The current round of industrial action has been ongoing since the 2017/18 academic yearLouis Ashworth

Finalists are exhausted. Our exams are this week, but instead of revising some of us have found ourselves frantically telling people to sign an open letter. Sounds silly, and maybe it is. The message from the vice-chancellor this week has left us no choice. For finalists and MPhil students, the threat of not graduating on time holds very real repercussions, whether people are progressing into further study or entering the workforce. There is a palpable and justified anxiety amongst our cohort. For international students, changes in deadlines or delays in graduations associated with industrial action threaten visa status and are exacerbated by the particularly exploitative effects of workforce casualisation on international students and academics.

The marking and assessment boycott (MAB) is obviously only the latest round of industrial action from the Universities and Colleges Union (UCU) in trying to resist these trends and protect staff’s working conditions. All bar one of Lucy’s six terms in Cambridge has featured some kind of strike action. As a NatSci especially, this translates to a lot of contact hours missed. What strikes us most, however, is the University management’s refusal to actually address the issues over which staff are striking. The continuation and escalation of strike tactics is a proportional response to management’s stubborn refusal to alleviate the damaging environment of precarity, overwork and hardship amongst staff which bleeds into the student experience. Staff working conditions are our learning conditions.

“Senior university management are keeping their membership of UCEA very quiet”

It’s unfair and hypocritical for university management to deflect student’s anger onto the members of staff who have been sacrificing pay and risking their livelihoods to fight for a better university system ever since some of us began as undergrads in 2017/18. We’ve all benefited from the excellent teaching provided by this university’s academic staff, so we resist the narrative that they are the ones placing our graduations at risk – we all know where that decision lies. The Universities and Colleges Employers’ Association (UCEA) is the association of employers which can address problems of pay, overwork and casualisation. There is no way to move out of the cycle of regular industrial action without significant movement from UCEA. It’s frustrating, then, that we find ourselves in conversations which blame UCU for this disruption.

Before you criticise UCU, there are three things we should mention. Firstly, most importantly, why the MAB is happening: a 25% real-terms pay cut since 2009, horrifyingly normalised gender and race pay gaps, unsustainable workloads and casualisation. Secondly, many of us won’t graduate unless UCU demands are met, whatever you think of them. Thirdly, UCEA, who have the power to let us graduate, is a cabal of institutions with an income of £44.6 billion, investments worth £19.6 billion, and an ever-decreasing financial commitment to staff.
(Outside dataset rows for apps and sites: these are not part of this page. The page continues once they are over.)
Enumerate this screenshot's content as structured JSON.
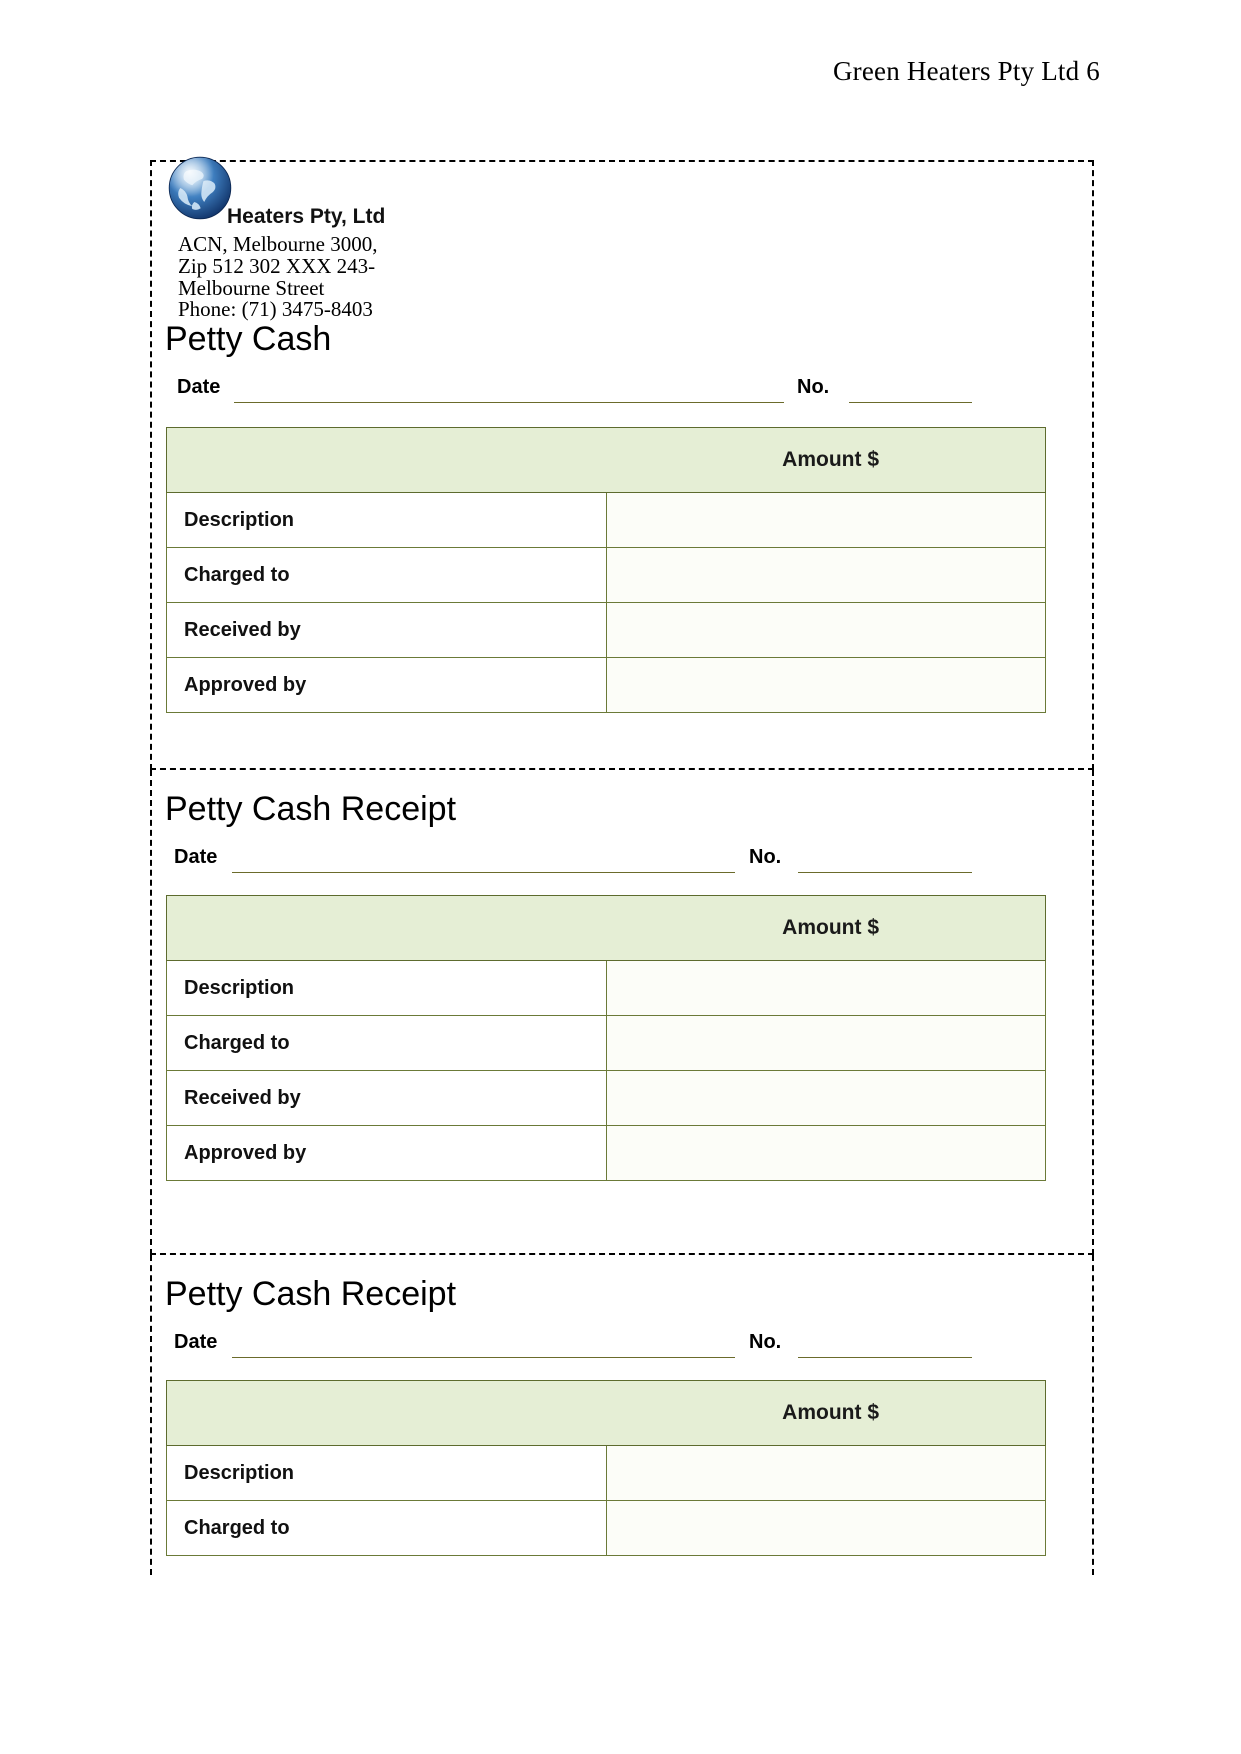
{
  "page": {
    "running_header": "Green Heaters Pty Ltd 6"
  },
  "company": {
    "logo_icon": "globe-icon",
    "name": "Heaters Pty, Ltd",
    "address_lines": [
      "ACN, Melbourne 3000,",
      "Zip 512 302 XXX 243-",
      "Melbourne Street",
      "Phone: (71) 3475-8403"
    ]
  },
  "labels": {
    "date": "Date",
    "no": "No.",
    "amount_header": "Amount $",
    "description": "Description",
    "charged_to": "Charged to",
    "received_by": "Received by",
    "approved_by": "Approved by"
  },
  "fields": {
    "date_value": "",
    "no_value": "",
    "amount_value": "",
    "description_value": "",
    "charged_to_value": "",
    "received_by_value": "",
    "approved_by_value": ""
  },
  "sections": [
    {
      "id": "petty-cash",
      "title": "Petty Cash",
      "rows": [
        "Description",
        "Charged to",
        "Received by",
        "Approved by"
      ]
    },
    {
      "id": "petty-cash-receipt-1",
      "title": "Petty Cash Receipt",
      "rows": [
        "Description",
        "Charged to",
        "Received by",
        "Approved by"
      ]
    },
    {
      "id": "petty-cash-receipt-2",
      "title": "Petty Cash Receipt",
      "rows": [
        "Description",
        "Charged to"
      ]
    }
  ],
  "colors": {
    "table_header_fill": "#e5eed5",
    "table_border": "#6b7a38",
    "rule_line": "#6b6b2b",
    "text": "#000000"
  }
}
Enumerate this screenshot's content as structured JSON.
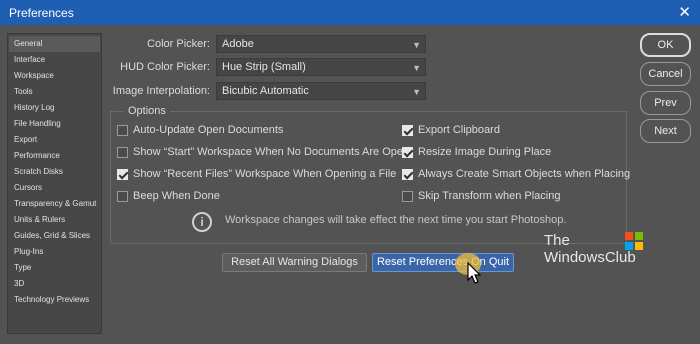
{
  "window": {
    "title": "Preferences",
    "close_glyph": "✕"
  },
  "sidebar": {
    "items": [
      {
        "label": "General"
      },
      {
        "label": "Interface"
      },
      {
        "label": "Workspace"
      },
      {
        "label": "Tools"
      },
      {
        "label": "History Log"
      },
      {
        "label": "File Handling"
      },
      {
        "label": "Export"
      },
      {
        "label": "Performance"
      },
      {
        "label": "Scratch Disks"
      },
      {
        "label": "Cursors"
      },
      {
        "label": "Transparency & Gamut"
      },
      {
        "label": "Units & Rulers"
      },
      {
        "label": "Guides, Grid & Slices"
      },
      {
        "label": "Plug-Ins"
      },
      {
        "label": "Type"
      },
      {
        "label": "3D"
      },
      {
        "label": "Technology Previews"
      }
    ],
    "selected": "General"
  },
  "fields": {
    "color_picker": {
      "label": "Color Picker:",
      "value": "Adobe"
    },
    "hud_color_picker": {
      "label": "HUD Color Picker:",
      "value": "Hue Strip (Small)"
    },
    "image_interpolation": {
      "label": "Image Interpolation:",
      "value": "Bicubic Automatic"
    }
  },
  "options": {
    "title": "Options",
    "left": [
      {
        "label": "Auto-Update Open Documents",
        "checked": false
      },
      {
        "label": "Show “Start” Workspace When No Documents Are Open",
        "checked": false
      },
      {
        "label": "Show “Recent Files” Workspace When Opening a File",
        "checked": true
      },
      {
        "label": "Beep When Done",
        "checked": false
      }
    ],
    "right": [
      {
        "label": "Export Clipboard",
        "checked": true
      },
      {
        "label": "Resize Image During Place",
        "checked": true
      },
      {
        "label": "Always Create Smart Objects when Placing",
        "checked": true
      },
      {
        "label": "Skip Transform when Placing",
        "checked": false
      }
    ],
    "info_text": "Workspace changes will take effect the next time you start Photoshop."
  },
  "buttons": {
    "reset_warnings": "Reset All Warning Dialogs",
    "reset_prefs": "Reset Preferences On Quit",
    "ok": "OK",
    "cancel": "Cancel",
    "prev": "Prev",
    "next": "Next"
  },
  "watermark": {
    "line1": "The",
    "line2": "WindowsClub"
  },
  "icons": {
    "close": "close-icon",
    "checkbox": "checkbox-icon",
    "chevron": "chevron-down-icon",
    "info": "info-icon",
    "cursor": "mouse-cursor-icon",
    "logo_flag": "windows-logo-icon"
  },
  "colors": {
    "titlebar": "#1f5fb3",
    "background": "#535353",
    "primary_button": "#3a66a8",
    "cursor_highlight": "#f0be3c"
  }
}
The money’s there to settle the dispute. Russell Group universities rake in £2.2 billion in surplus income each year. Our university sits on a horde of wealth and land, yet barely any of it trickles down the people who actually constitute the university: students, staff, the community around us. Instead, university management is creating ‘Exam Emergency Task forces’, investing their time, like their peers on the board of UCEA, in finger-pointing, bureaucratic-stalling, and taking punitive action against striking staff. Only last year did the management bother to even recognise the Cambridge branch of the UCU, prioritising at every opportunity Cambridge’s (already huge) profits over the interests of both staff and students. And it will continue to do so unless we demand – and ensure – that UCEA settles the dispute.


Mountain View

Students will not be protected from marking boycott

Senior university management are keeping their membership of UCEA very quiet. The dispute with UCU is a national issue, yes, but Cambridge University wields extraordinary wealth and power. Its whole schtick is reputational strength, so it can’t shirk responsibility. With no Cambridge higher-up currently on the board, they have no excuse to join in with the boardroom tendency to close ranks. There’s nothing to lose, theoretically. But something – pride, status, salary – is getting in the way of them admitting anything beyond a ‘hope that universities and UCU will resume talks to bring the boycott to an end’, that is, their power to make the talks resume.

Which is why the slogan “settle the dispute, let us graduate” doesn’t just mean “we’re all facing shitty circumstances which can be resolved at the same time”, it means we’re victims of the same gatekept power. The vice-chancellor’s refusal to take a stand testifies to the fact that university managers don’t really stand to lose anything from higher education continuing as it is. It’s working fine for them. It’s not working at all for their overburdened, underpaid staff, or their exhausted students, who will crawl into the job market bracing themselves for lifelong graduate tax on top of the crushing cost of renting in an inequality-metropolis like Cambridge or London.

So we know that it might not be in vice-chancellors’ interest to settle the dispute. But it is in their power. And it’s in our power to fight like hell for something better. Which is exactly what the UCU are doing: demanding a resolution to this dispute which UCEA is perfectly capable of resolving. It’s what students did in 2020 when, attacked again, we forced the government to U-turn on classist A-Level gradings. It’s happening in universities across the country: staff and students standing together against management which is happy to watch our universities fall apart. We invite you to join us.